**Task data:**
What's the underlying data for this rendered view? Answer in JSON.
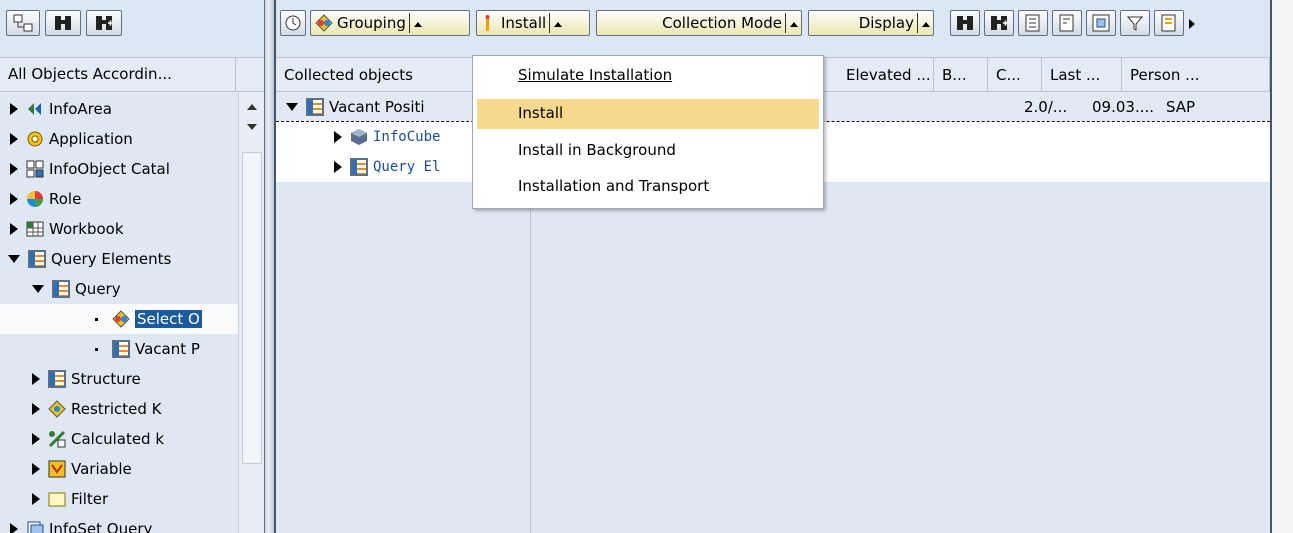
{
  "left_pane": {
    "header": "All Objects Accordin...",
    "tree": [
      {
        "label": "InfoArea",
        "icon": "infoarea-icon",
        "expanded": false
      },
      {
        "label": "Application",
        "icon": "application-icon",
        "expanded": false
      },
      {
        "label": "InfoObject Catal",
        "icon": "infoobject-catalog-icon",
        "expanded": false
      },
      {
        "label": "Role",
        "icon": "role-icon",
        "expanded": false
      },
      {
        "label": "Workbook",
        "icon": "workbook-icon",
        "expanded": false
      },
      {
        "label": "Query Elements",
        "icon": "query-elements-icon",
        "expanded": true
      },
      {
        "label": "Query",
        "icon": "query-icon",
        "expanded": true
      },
      {
        "label": "Select O",
        "icon": "select-objects-icon",
        "selected": true
      },
      {
        "label": "Vacant P",
        "icon": "query-table-icon"
      },
      {
        "label": "Structure",
        "icon": "structure-icon",
        "expanded": false
      },
      {
        "label": "Restricted K",
        "icon": "restricted-kf-icon",
        "expanded": false
      },
      {
        "label": "Calculated k",
        "icon": "calculated-kf-icon",
        "expanded": false
      },
      {
        "label": "Variable",
        "icon": "variable-icon",
        "expanded": false
      },
      {
        "label": "Filter",
        "icon": "filter-folder-icon",
        "expanded": false
      },
      {
        "label": "InfoSet Query",
        "icon": "infoset-query-icon",
        "expanded": false
      }
    ]
  },
  "toolbar": {
    "grouping": "Grouping",
    "install": "Install",
    "collection_mode": "Collection Mode",
    "display": "Display"
  },
  "columns": [
    "Collected objects",
    "Elevated ...",
    "B...",
    "C...",
    "Last ...",
    "Person ..."
  ],
  "rows": [
    {
      "label": "Vacant Positi",
      "c": "2.0/...",
      "last": "09.03....",
      "person": "SAP"
    },
    {
      "label": "InfoCube"
    },
    {
      "label": "Query El"
    }
  ],
  "menu": {
    "items": [
      {
        "label": "Simulate Installation",
        "mnemonic_index": 0
      },
      {
        "label": "Install",
        "mnemonic_index": 0,
        "highlighted": true
      },
      {
        "label": "Install in Background",
        "mnemonic_index": 0
      },
      {
        "label": "Installation and Transport",
        "mnemonic_index": 0
      }
    ]
  },
  "colors": {
    "toolbar_bg": "#dde7f3",
    "tree_bg": "#dfe7f2",
    "selection": "#1c5a9e",
    "menu_highlight": "#f6d88f"
  }
}
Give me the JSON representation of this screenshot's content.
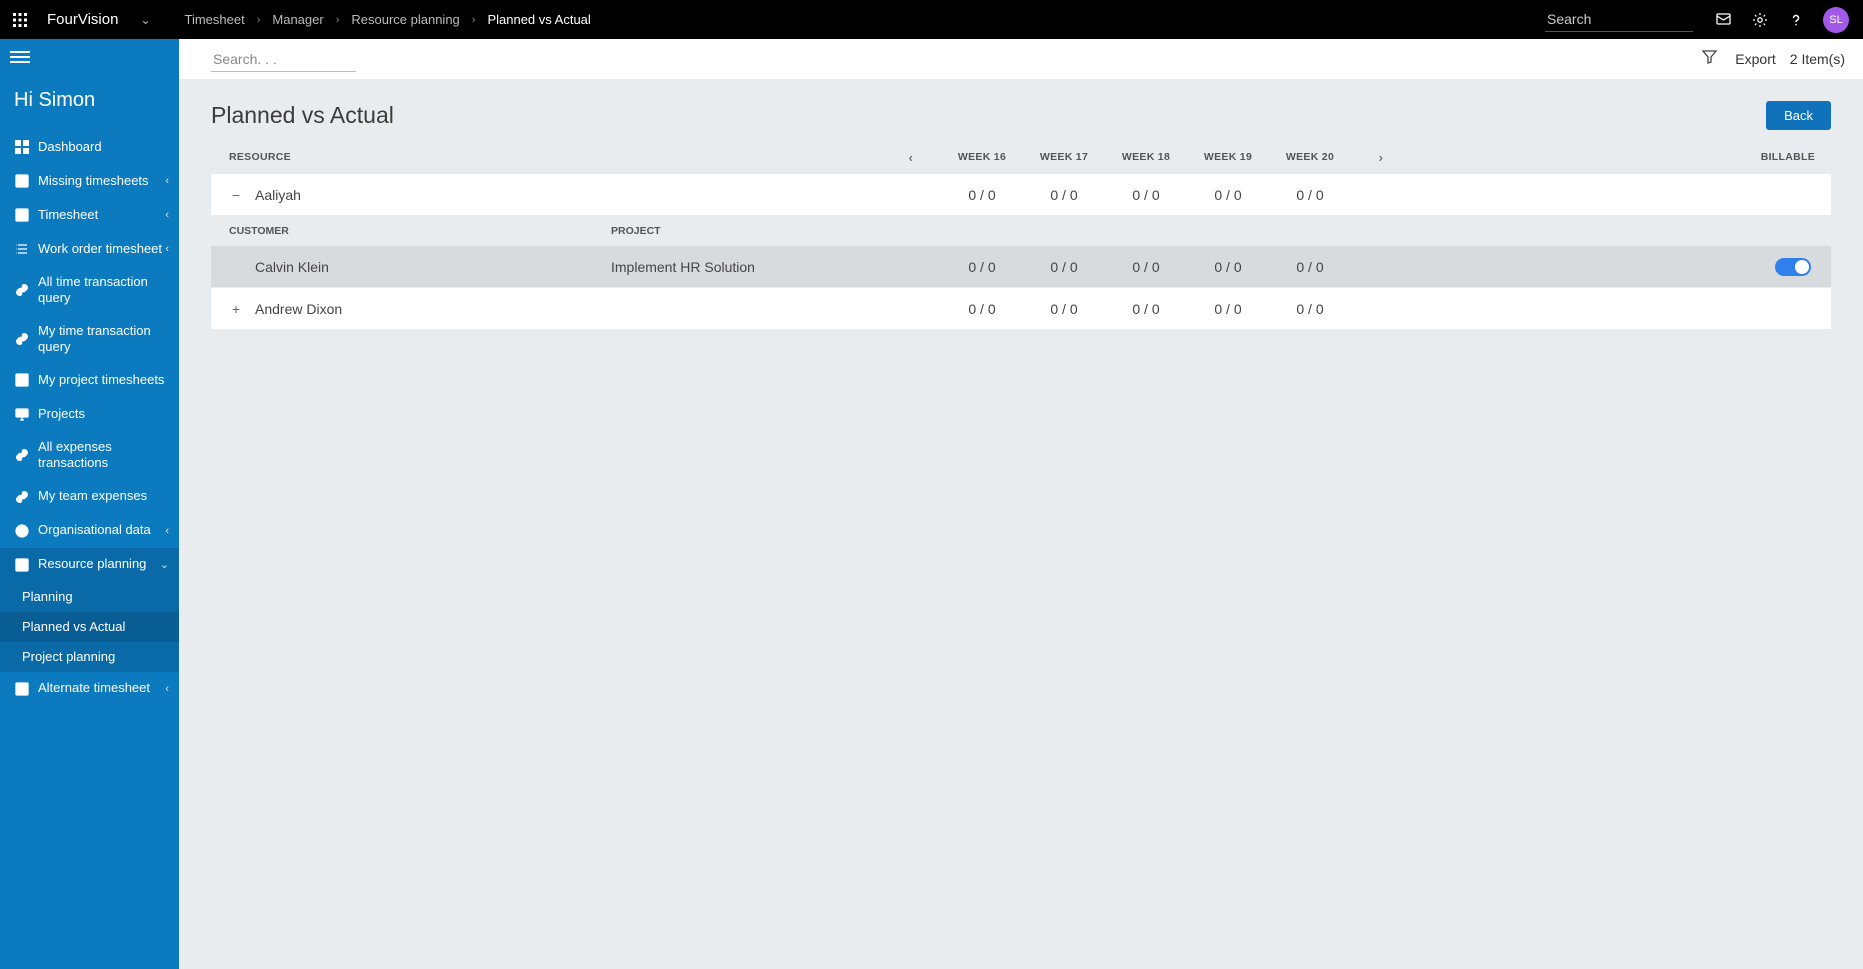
{
  "topbar": {
    "brand": "FourVision",
    "breadcrumbs": [
      "Timesheet",
      "Manager",
      "Resource planning",
      "Planned vs Actual"
    ],
    "search_placeholder": "Search",
    "avatar_initials": "SL"
  },
  "sidebar": {
    "greeting": "Hi Simon",
    "items": [
      {
        "label": "Dashboard",
        "icon": "dashboard-icon",
        "chevron": false
      },
      {
        "label": "Missing timesheets",
        "icon": "sheet-icon",
        "chevron": true
      },
      {
        "label": "Timesheet",
        "icon": "sheet-icon",
        "chevron": true
      },
      {
        "label": "Work order timesheet",
        "icon": "list-icon",
        "chevron": true
      },
      {
        "label": "All time transaction query",
        "icon": "link-icon",
        "chevron": false
      },
      {
        "label": "My time transaction query",
        "icon": "link-icon",
        "chevron": false
      },
      {
        "label": "My project timesheets",
        "icon": "sheet-icon",
        "chevron": false
      },
      {
        "label": "Projects",
        "icon": "monitor-icon",
        "chevron": false
      },
      {
        "label": "All expenses transactions",
        "icon": "link-icon",
        "chevron": false
      },
      {
        "label": "My team expenses",
        "icon": "link-icon",
        "chevron": false
      },
      {
        "label": "Organisational data",
        "icon": "globe-icon",
        "chevron": true
      },
      {
        "label": "Resource planning",
        "icon": "sheet-icon",
        "chevron": true,
        "expanded": true,
        "children": [
          {
            "label": "Planning",
            "active": false
          },
          {
            "label": "Planned vs Actual",
            "active": true
          },
          {
            "label": "Project planning",
            "active": false
          }
        ]
      },
      {
        "label": "Alternate timesheet",
        "icon": "sheet-icon",
        "chevron": true
      }
    ]
  },
  "toolbar": {
    "search_placeholder": "Search. . .",
    "export_label": "Export",
    "item_count": "2 Item(s)"
  },
  "page": {
    "title": "Planned vs Actual",
    "back_label": "Back"
  },
  "table": {
    "headers": {
      "resource": "RESOURCE",
      "customer": "CUSTOMER",
      "project": "PROJECT",
      "weeks": [
        "WEEK 16",
        "WEEK 17",
        "WEEK 18",
        "WEEK 19",
        "WEEK 20"
      ],
      "billable": "BILLABLE"
    },
    "rows": [
      {
        "type": "resource",
        "expanded": true,
        "name": "Aaliyah",
        "weeks": [
          "0 / 0",
          "0 / 0",
          "0 / 0",
          "0 / 0",
          "0 / 0"
        ],
        "details": [
          {
            "customer": "Calvin Klein",
            "project": "Implement HR Solution",
            "weeks": [
              "0 / 0",
              "0 / 0",
              "0 / 0",
              "0 / 0",
              "0 / 0"
            ],
            "billable": true
          }
        ]
      },
      {
        "type": "resource",
        "expanded": false,
        "name": "Andrew Dixon",
        "weeks": [
          "0 / 0",
          "0 / 0",
          "0 / 0",
          "0 / 0",
          "0 / 0"
        ]
      }
    ]
  }
}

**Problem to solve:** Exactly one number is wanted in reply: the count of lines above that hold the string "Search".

**Solution:** 2